$$ \left(% \begin{array}{cc} 3 & 18 \\ 18 & 169 \end{array}\right) \left(% \begin{array}{c} \alpha \\ \beta \end{array}\right) = \left(% \begin{array}{cc} 133 \\ 731 \end{array}\right)\,, \qquad\qquad \left\{% \begin{array}{rcrcl} 3\alpha & + & 18\beta & = & 133 \\ 18\alpha & + & 169\beta & = & 731 \end{array}\right. $$

$$ \alpha = {9,319 \over 183} = 50.9234\ldots\qquad\qquad \beta = -\,{67 \over 61} = -1.098\ldots $$

This is the best compromise !!!. How about the method ?. Let's assume we have a system, for an unknown vector $\vec{v}$, ${\bf A}\vec{v} = \vec{b}$ which 'we can not satisfy'. ${\bf A}$ is a given matrix and $\vec{b}$ is a given vector. Then, we are glad whenever we keep ${\bf A}\vec{v}$ as close as possible to $\vec{b}$. It means that we minimize ${\cal F} \equiv\left({\bf A}\vec{v} - \vec{b}\right)^{2}$:

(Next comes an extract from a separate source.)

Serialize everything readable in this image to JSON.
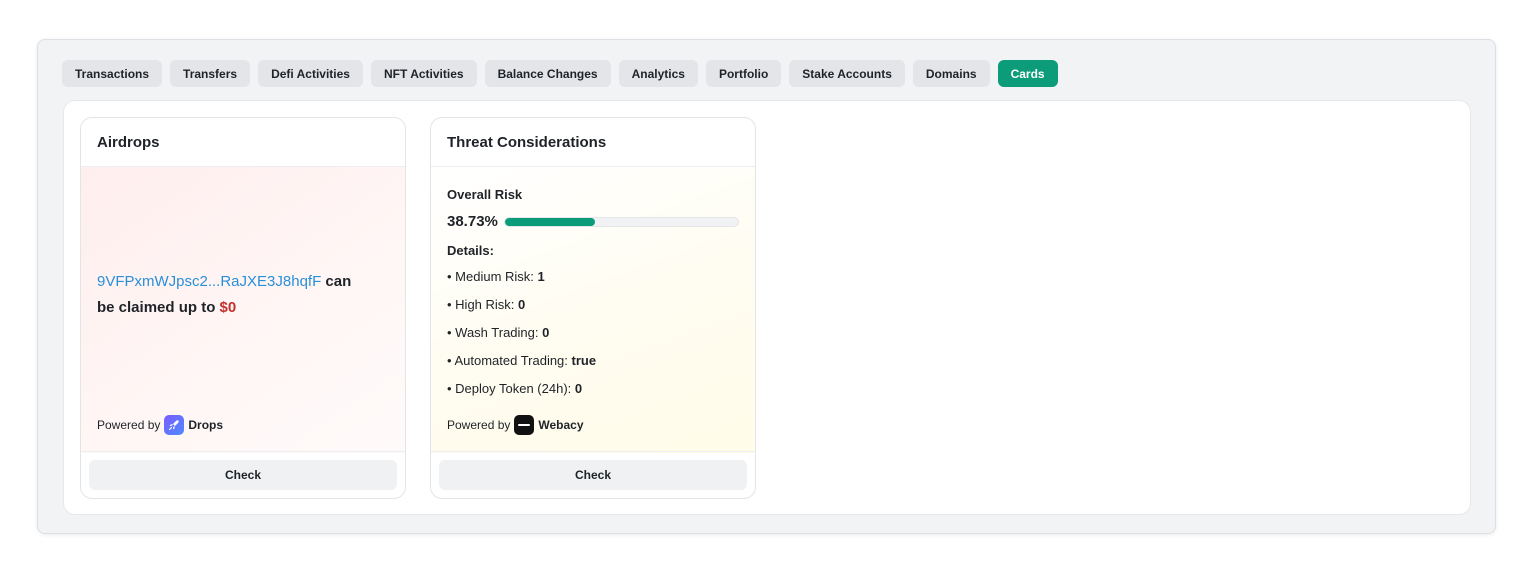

$$ {\cal F} = \left(\vec{v}^{\rm T}{\bf A}^{\rm T} - \vec{b}^{\rm T}\right) \left({\bf A}\vec{v} - \vec{b}\right) = \vec{v}^{\rm T}{\bf A}^{\rm T}{\bf A}\vec{v} - \vec{v}^{\rm T}{\bf A}^{\rm T}\vec{b} - \vec{b}^{\rm T}{\bf A}\vec{v} + \vec{b}^{\rm T}\vec{b} $$

$$ 0 = \delta{\cal F} = \delta\vec{v}^{\rm T} \left({\bf A}^{\rm T}{\bf A}\vec{v} - {\bf A}^{\rm T}\vec{b}\right) + \left(\vec{v}^{\rm T}{\bf A}^{\rm T}{\bf A} - \vec{b}^{\rm T}{\bf A}\right)\delta\vec{v} $$

$$ \mbox{which yields}\quad {\bf A}^{\rm T}{\bf A}\vec{v} = {\bf A}^{\rm T}\,\vec{b} $$

$\endgroup$
  • $\begingroup$ I think that there are some typo's in your calculations. What I found ia alpha = 50.8172 and beta = -1.08065. $\endgroup$ – Claude Leibovici Oct 1 '13 at 4:59
  • $\begingroup$ @ClaudeLeibovici Yes. You are right. I already checked and put the correct answer. Thanks. $\endgroup$ – Felix Marin Oct 1 '13 at 5:50

Your Answer

By clicking “Post Your Answer”, you agree to our terms of service, privacy policy and cookie policy

Not the answer you're looking for? Browse other questions tagged or ask your own question.